Progressive Revelation was necessary and an open canon ensued while it proceeded.
Now that, in these last days, 'God has spoken in Son' (Hebrews 1:2) that canon is closed and Sola Scriptura operates within a known and finite scope.
Thus I suggest it was possible (and very necessary) to hold both open canon and Sola Scriptura until Messiah came.
Thereafter, the one marked out by John the Baptist (the Messenger of Preparation, Malachi 1:1-3 who was 'Elias that was to come') as 'Son of God' and also marked out by a voice from heaven 'This is my beloved Son in whom I am well pleased' is also seen (by Mark) as the 'Messenger of the Covenant' (again, Malachi 3:1-3).
Once he is come and once he has expressed all, by his own lips and by his specially chosen apostles, there is no more to be said, the canon is closed and a curse issued to any who would think to add to it :
For I testify unto every man that heareth the words of the prophecy of this book, If any man shall add unto these things, God shall add unto him the plagues that are written in this book: Revelation 22:18 KJV.
This curse is seen (by many) as extending to all within the 'book' of scripture as such.
For now, Christ is come and Christ has spoken and there is no more to be added.
God, who at sundry times and in divers manners spake in time past unto the fathers by the prophets, Hath in these last days spoken unto us in Son (literal) whom he hath appointed heir of all things, by whom also he made the worlds; Hebrews 1:1-2 KJV.

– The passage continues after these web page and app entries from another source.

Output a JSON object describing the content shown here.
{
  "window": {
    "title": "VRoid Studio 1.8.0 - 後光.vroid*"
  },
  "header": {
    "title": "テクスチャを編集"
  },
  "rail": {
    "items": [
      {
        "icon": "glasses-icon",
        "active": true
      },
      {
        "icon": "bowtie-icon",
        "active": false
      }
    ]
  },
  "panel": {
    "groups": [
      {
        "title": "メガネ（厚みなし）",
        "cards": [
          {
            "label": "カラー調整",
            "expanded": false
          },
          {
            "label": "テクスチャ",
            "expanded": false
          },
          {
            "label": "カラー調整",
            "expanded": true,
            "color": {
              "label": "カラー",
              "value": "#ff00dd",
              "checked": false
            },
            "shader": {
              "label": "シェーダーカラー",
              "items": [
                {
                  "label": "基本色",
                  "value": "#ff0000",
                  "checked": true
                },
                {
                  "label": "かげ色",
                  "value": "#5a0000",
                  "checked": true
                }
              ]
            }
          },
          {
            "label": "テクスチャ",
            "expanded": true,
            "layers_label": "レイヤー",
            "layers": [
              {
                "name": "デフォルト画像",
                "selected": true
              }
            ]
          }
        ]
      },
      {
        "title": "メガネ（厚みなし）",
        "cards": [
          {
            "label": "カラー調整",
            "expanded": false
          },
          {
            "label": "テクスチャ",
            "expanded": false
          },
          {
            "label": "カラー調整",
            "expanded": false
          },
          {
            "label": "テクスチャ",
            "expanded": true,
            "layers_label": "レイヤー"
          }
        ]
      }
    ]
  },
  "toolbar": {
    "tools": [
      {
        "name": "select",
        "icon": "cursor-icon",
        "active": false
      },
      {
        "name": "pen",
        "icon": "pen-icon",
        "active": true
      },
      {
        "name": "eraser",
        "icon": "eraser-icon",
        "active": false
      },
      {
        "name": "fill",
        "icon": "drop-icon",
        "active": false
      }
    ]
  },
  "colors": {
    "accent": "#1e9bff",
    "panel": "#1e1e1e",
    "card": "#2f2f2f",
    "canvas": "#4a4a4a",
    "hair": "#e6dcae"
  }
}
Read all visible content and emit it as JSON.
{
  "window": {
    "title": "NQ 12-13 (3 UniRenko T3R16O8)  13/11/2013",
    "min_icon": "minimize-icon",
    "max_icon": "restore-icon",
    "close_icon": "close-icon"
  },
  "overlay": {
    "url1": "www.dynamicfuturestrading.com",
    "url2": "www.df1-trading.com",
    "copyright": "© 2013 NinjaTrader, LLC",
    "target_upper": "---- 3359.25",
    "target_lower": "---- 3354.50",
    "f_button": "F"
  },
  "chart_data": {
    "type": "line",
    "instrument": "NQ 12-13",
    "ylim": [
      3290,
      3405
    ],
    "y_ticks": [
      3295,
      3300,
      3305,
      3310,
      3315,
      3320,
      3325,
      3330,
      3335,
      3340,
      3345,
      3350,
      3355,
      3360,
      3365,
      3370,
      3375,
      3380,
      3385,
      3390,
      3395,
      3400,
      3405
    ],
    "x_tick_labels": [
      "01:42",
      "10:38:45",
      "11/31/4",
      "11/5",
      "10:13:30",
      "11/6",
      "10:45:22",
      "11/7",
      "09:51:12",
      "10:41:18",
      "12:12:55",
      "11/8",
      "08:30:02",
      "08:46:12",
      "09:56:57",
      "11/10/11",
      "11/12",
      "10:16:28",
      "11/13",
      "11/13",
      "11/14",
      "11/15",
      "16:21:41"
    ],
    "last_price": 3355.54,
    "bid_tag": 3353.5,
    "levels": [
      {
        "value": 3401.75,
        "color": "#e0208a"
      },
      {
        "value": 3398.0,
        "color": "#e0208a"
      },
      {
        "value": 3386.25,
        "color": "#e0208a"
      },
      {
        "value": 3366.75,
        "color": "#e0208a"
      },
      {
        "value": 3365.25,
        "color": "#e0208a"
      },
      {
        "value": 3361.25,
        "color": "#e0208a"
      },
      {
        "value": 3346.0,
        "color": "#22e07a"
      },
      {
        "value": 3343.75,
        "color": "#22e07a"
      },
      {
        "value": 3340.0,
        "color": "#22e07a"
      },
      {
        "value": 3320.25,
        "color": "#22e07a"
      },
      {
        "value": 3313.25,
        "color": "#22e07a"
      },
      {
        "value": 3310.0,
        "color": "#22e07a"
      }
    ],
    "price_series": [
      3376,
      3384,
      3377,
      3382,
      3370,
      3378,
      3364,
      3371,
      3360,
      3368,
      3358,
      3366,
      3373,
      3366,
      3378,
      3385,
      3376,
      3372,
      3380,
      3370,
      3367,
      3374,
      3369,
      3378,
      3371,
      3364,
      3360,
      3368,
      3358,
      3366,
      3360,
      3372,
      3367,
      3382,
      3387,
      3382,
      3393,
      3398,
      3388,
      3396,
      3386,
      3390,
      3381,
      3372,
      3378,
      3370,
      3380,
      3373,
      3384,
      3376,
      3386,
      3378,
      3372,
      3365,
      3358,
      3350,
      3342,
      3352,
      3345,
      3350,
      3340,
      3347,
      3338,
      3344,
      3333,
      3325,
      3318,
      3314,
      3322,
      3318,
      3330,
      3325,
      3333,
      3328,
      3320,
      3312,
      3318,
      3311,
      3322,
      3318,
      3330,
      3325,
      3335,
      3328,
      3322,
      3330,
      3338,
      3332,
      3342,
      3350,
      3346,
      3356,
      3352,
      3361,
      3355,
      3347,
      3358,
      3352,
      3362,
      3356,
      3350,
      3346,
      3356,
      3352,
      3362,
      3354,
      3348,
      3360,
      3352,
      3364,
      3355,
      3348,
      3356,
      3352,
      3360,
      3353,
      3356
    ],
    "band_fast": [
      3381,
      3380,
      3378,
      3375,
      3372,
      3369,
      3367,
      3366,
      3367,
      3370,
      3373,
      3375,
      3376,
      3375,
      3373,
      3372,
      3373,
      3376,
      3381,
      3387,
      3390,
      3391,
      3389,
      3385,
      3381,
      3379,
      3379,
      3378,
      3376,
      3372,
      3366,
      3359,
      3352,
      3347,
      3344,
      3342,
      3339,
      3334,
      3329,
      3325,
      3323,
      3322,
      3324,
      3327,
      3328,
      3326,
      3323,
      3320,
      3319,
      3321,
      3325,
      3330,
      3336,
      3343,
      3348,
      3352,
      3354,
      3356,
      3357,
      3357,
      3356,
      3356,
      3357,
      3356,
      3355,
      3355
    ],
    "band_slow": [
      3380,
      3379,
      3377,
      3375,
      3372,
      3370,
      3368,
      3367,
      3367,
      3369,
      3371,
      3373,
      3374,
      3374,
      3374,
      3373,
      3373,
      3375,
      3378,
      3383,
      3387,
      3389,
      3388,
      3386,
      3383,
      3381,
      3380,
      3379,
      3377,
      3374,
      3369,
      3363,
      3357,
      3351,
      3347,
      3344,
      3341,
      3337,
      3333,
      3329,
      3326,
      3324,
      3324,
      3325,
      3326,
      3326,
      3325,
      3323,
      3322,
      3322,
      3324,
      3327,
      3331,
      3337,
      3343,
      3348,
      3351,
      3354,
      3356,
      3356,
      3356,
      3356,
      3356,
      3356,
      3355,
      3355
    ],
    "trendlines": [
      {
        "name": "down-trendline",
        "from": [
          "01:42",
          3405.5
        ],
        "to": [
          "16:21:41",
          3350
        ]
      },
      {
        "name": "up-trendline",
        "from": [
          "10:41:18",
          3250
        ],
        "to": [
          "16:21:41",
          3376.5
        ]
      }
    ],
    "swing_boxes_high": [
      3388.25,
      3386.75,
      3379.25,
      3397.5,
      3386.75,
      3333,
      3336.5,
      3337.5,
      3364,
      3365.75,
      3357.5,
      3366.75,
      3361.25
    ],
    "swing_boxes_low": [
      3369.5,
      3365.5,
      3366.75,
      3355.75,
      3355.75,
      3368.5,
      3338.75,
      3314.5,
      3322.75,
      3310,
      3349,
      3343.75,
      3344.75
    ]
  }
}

It is my own experience that much of Protestantism (though not all) would agree with both closed canon and Sola Scriptura.